Rwandan children will no longer be ‘breastfed’ on genocide ideology and ethnic division as was the case in schools in the past, the Minister for Education, Papias Malimba Musafiri, has said.
Musafiri was speaking on Wednesday evening as the Ministry of Education remembered its 77 former employees known to have been killed during the 1994 Genocide against the Tutsi.
Musafiri said that, for the Genocide to be executed to the magnitude of killing over one million people in just 100 days, students killing their teachers or teachers killing their students, the ideology had long been taught among children, especially in schools.
He said that schools are vulnerable targets where negative ideologies can easily be nurtured, mainly among those at a tender age.
He observed that the “Politique d’équilibre,” a political system which gave privileges to Hutu and excluded Tutsi in schools, was a symbol of narrow-minded leadership.
Hutu students were given to over 80 per cent of places in schools then.
Such an education system ‘breast-fed’ children with genocide ideology, and did not contribute to the welfare of Rwanda, resulting in the Genocide, said the minister.
A study conducted by Ibuka, the umbrella of Genocide survivors associations, and the National Commission for the fight against Genocide (CNLG) in 2010 showed that more educated people behaved inhumanely during the Genocide than less educated or semi-literate compatriots.
The study revealed that 59.1 per cent of citizens who had only attended primary school shielded Tutsi during the Genocide, while only 8.3 per cent of those with secondary school education offered to hide the Tutsi.
The figures decreased even further to just 5.6 per cent among university graduates.
The Ministry of Education and experts in Rwanda’s history contend that the educated people played a big role in the preparation and planning of the Genocide.
Musafiri said that education based on the colonial ideology became a conduit of genocide ideology from colonialism to the first Republic, then to the second Republic and culminating into the Genocide.

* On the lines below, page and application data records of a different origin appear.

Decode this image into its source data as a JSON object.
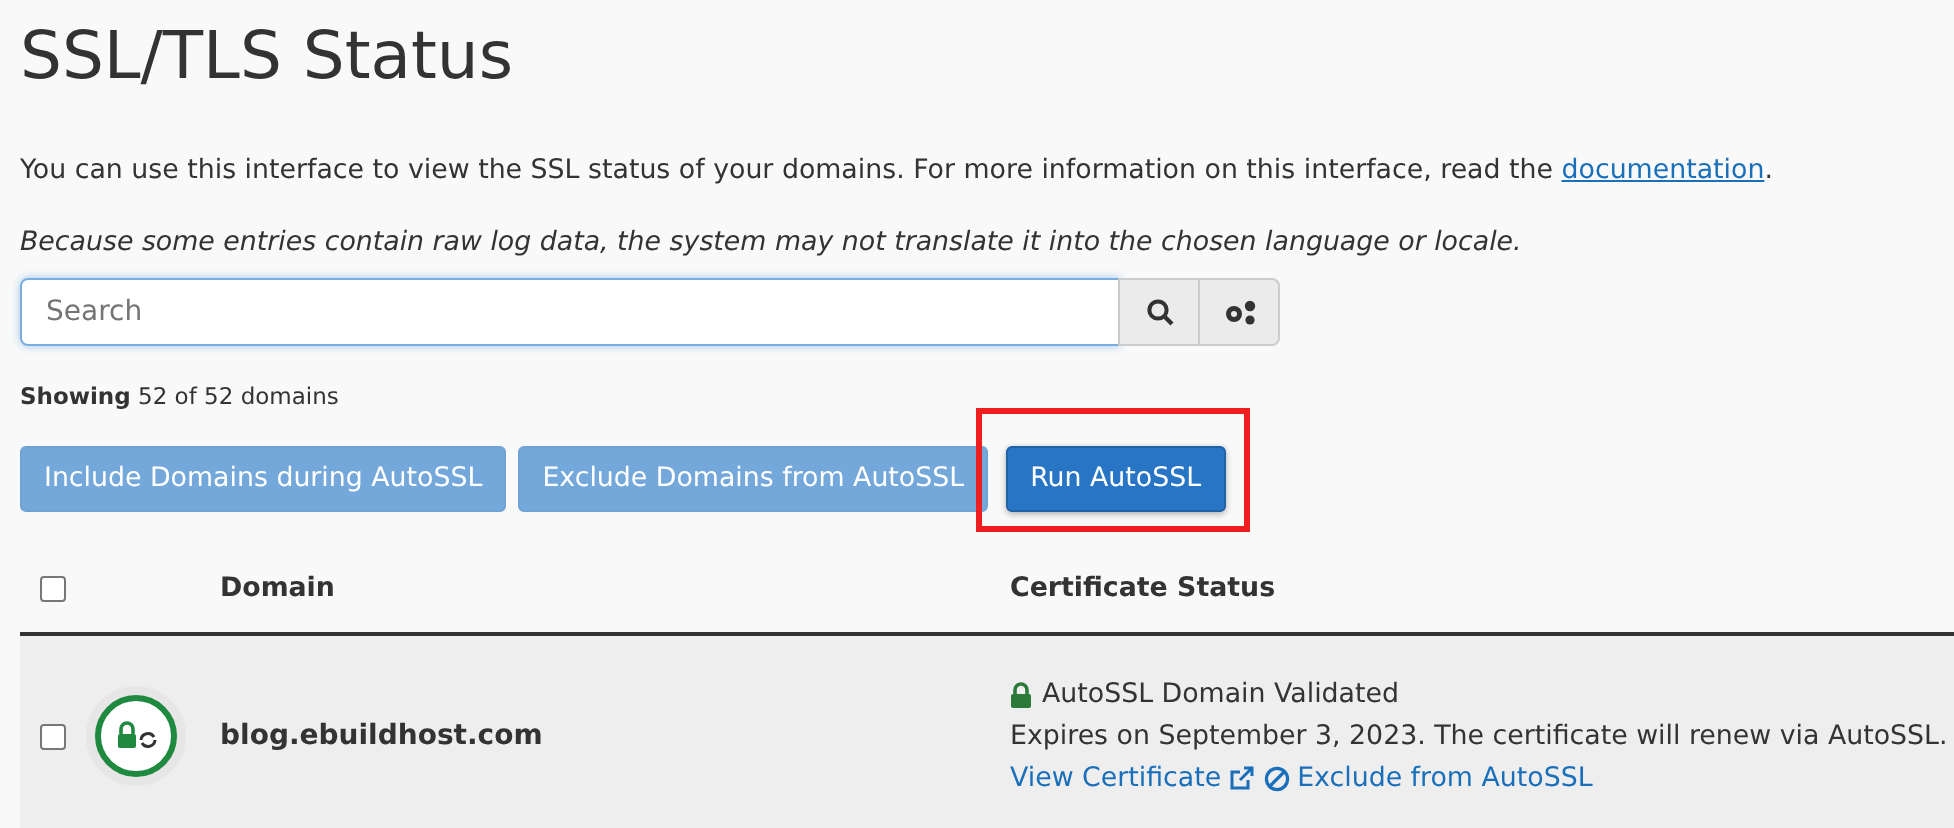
{
  "title": "SSL/TLS Status",
  "intro": {
    "text": "You can use this interface to view the SSL status of your domains. For more information on this interface, read the ",
    "link": "documentation",
    "end": "."
  },
  "note": "Because some entries contain raw log data, the system may not translate it into the chosen language or locale.",
  "search": {
    "placeholder": "Search"
  },
  "showing": "**Showing** 52 of 52 domains",
  "buttons": [
    {
      "label": "Include Domains during AutoSSL",
      "kind": "secondary",
      "highlighted": false
    },
    {
      "label": "Exclude Domains from AutoSSL",
      "kind": "secondary",
      "highlighted": false
    },
    {
      "label": "Run AutoSSL",
      "kind": "primary",
      "highlighted": true
    }
  ],
  "table": {
    "select_all": {
      "checked": false
    },
    "columns": [
      "Domain",
      "Certificate Status"
    ],
    "rows": [
      {
        "checked": false,
        "domain": "blog.ebuildhost.com",
        "status": "AutoSSL Domain Validated",
        "expiry": "Expires on September 3, 2023. The certificate will renew via AutoSSL.",
        "actions": [
          {
            "label": "View Certificate",
            "kind": "view"
          },
          {
            "label": "Exclude from AutoSSL",
            "kind": "exclude"
          }
        ]
      }
    ]
  }
}
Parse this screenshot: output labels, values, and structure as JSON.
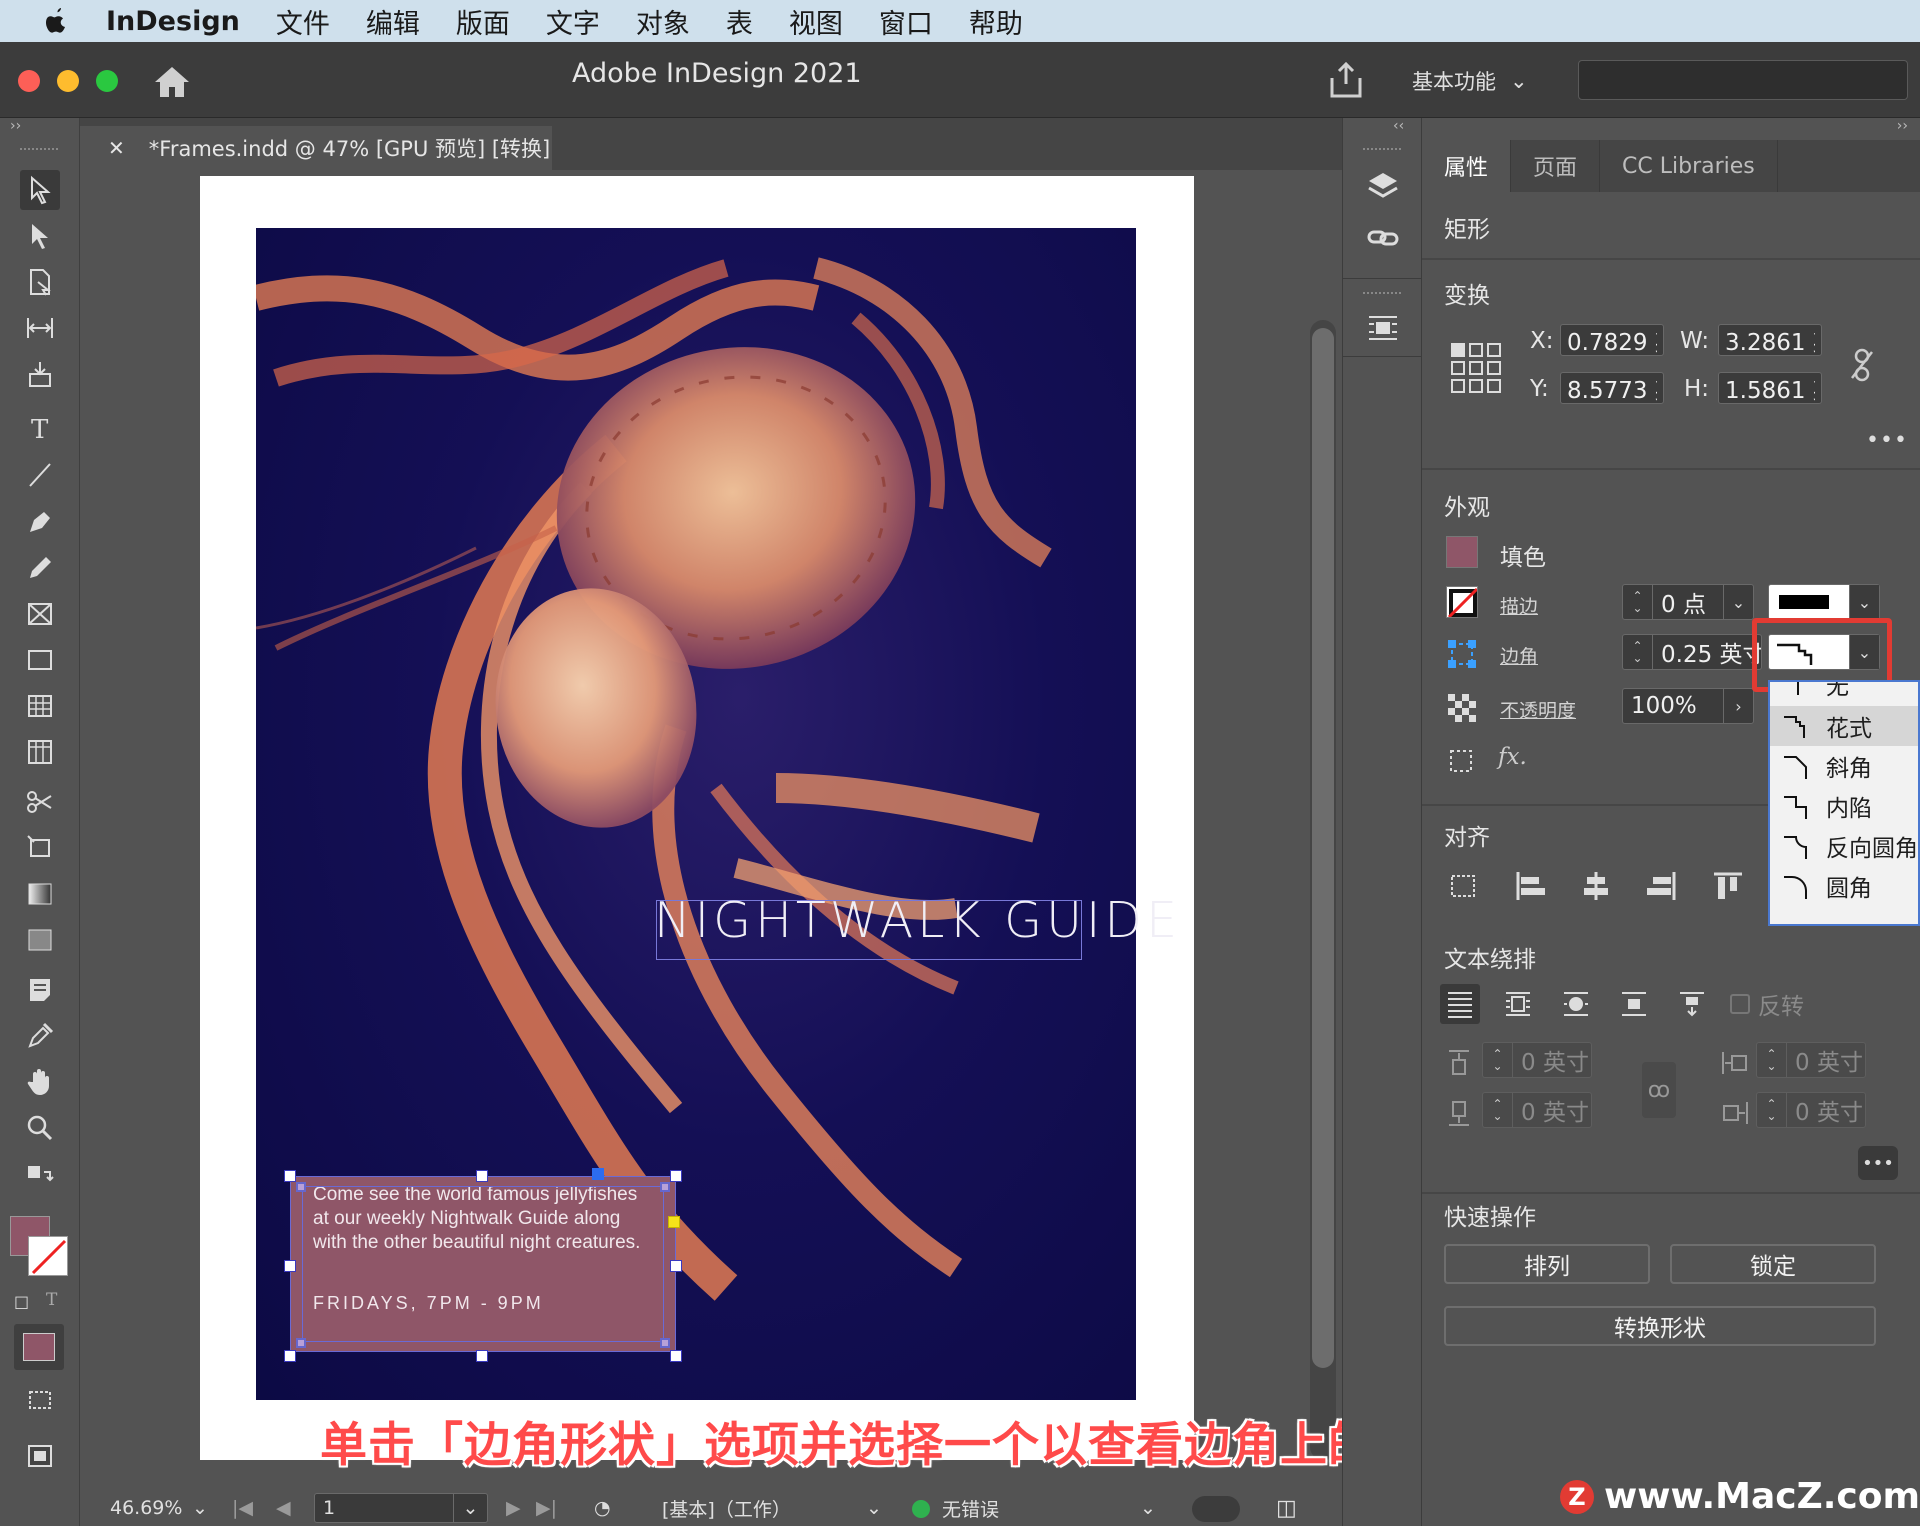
{
  "menubar": {
    "app_name": "InDesign",
    "items": [
      "文件",
      "编辑",
      "版面",
      "文字",
      "对象",
      "表",
      "视图",
      "窗口",
      "帮助"
    ]
  },
  "titlebar": {
    "title": "Adobe InDesign 2021",
    "workspace": "基本功能"
  },
  "document": {
    "tab_label": "*Frames.indd @ 47% [GPU 预览] [转换]",
    "headline": "NIGHTWALK GUIDE",
    "body_text": "Come see the world famous jellyfishes at our weekly Nightwalk Guide along with the other beautiful night creatures.",
    "schedule_text": "FRIDAYS, 7PM - 9PM"
  },
  "caption": "单击「边角形状」选项并选择一个以查看边角上的效果",
  "statusbar": {
    "zoom": "46.69%",
    "page": "1",
    "master": "[基本]（工作）",
    "preflight": "无错误"
  },
  "panel": {
    "tabs": [
      "属性",
      "页面",
      "CC Libraries"
    ],
    "object_type": "矩形",
    "transform": {
      "title": "变换",
      "x_label": "X:",
      "x": "0.7829 英",
      "y_label": "Y:",
      "y": "8.5773 英",
      "w_label": "W:",
      "w": "3.2861 英",
      "h_label": "H:",
      "h": "1.5861 英"
    },
    "appearance": {
      "title": "外观",
      "fill_label": "填色",
      "stroke_label": "描边",
      "stroke_value": "0 点",
      "corner_label": "边角",
      "corner_value": "0.25 英寸",
      "opacity_label": "不透明度",
      "opacity_value": "100%",
      "fx_label": "fx."
    },
    "align": {
      "title": "对齐"
    },
    "text_wrap": {
      "title": "文本绕排",
      "invert_label": "反转",
      "top": "0 英寸",
      "bottom": "0 英寸",
      "left": "0 英寸",
      "right": "0 英寸"
    },
    "quick_actions": {
      "title": "快速操作",
      "arrange": "排列",
      "lock": "锁定",
      "convert_shape": "转换形状"
    }
  },
  "corner_menu": [
    "无",
    "花式",
    "斜角",
    "内陷",
    "反向圆角",
    "圆角"
  ],
  "watermark": "www.MacZ.com",
  "colors": {
    "fill_swatch": "#8f5668",
    "highlight": "#e23b33",
    "canvas_bg": "#535353"
  }
}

“Now, we are happy that we have a government that has managed to break that chain. And, we are also happy that the education policy we have today is good and based on Rwandan values and culture. A policy that avails education for all, without any discrimination,” he said.
“Such education opportunities are not intended to make children ‘breastfeed’ on hate ideologies, it is to offer education that builds humanity, again starting from youth, and children,” he said.
Isaac Munyakazi, the Minister of State for Primary and Secondary Education, said genocide ideology, denial and trivialisation remain serious challenges which need to be fought.
“Teachers and parents in particular have a major responsibility to understand and educate children against genocide ideology, trivialisation and denial. Our children should acquire education that is suitable for the Rwanda we desire, free of genocide ideology,” he said.
Destruction of Rwanda’s values in the past
Professor François Masabo, a senior researcher at Centre for Conflict Management at the University of Rwanda, observed that the Genocide against the Tutsi was committed with rare wickedness, where for example teachers killed their students or students killed their teachers.
Rwanda as a country had lost its values and culture because of education failure to foster unity among Rwandans in schools, families, churches and political parties.
According to Masabo, in 1973, Tutsi students, who were the minority, were expelled from school as a result of ethnic discrimination.
About 82 per cent of schools were owned by the Catholic Church then.
Giving his testimony, Justin Hakizimana, a survivor, who spoke on behalf of the deceased employees, recalled how he ‘was made to repeat primary six for five years yet he was bright.’
He said he had to switch to a private school to be promoted.
But the devil of the former regime’s ethnic discriminatory education policy, followed him until he dropped out of school.
Hakizimana resumed his secondary studies after genocide, studying up to university eventually graduating with a bachelors’ degree in accountancy.
“A Tutsi had no place in this country. We enrolled in primary school, but promotion to secondary schools, was a struggle,” he said, adding that even the few who would graduate, would enroll in low-value courses.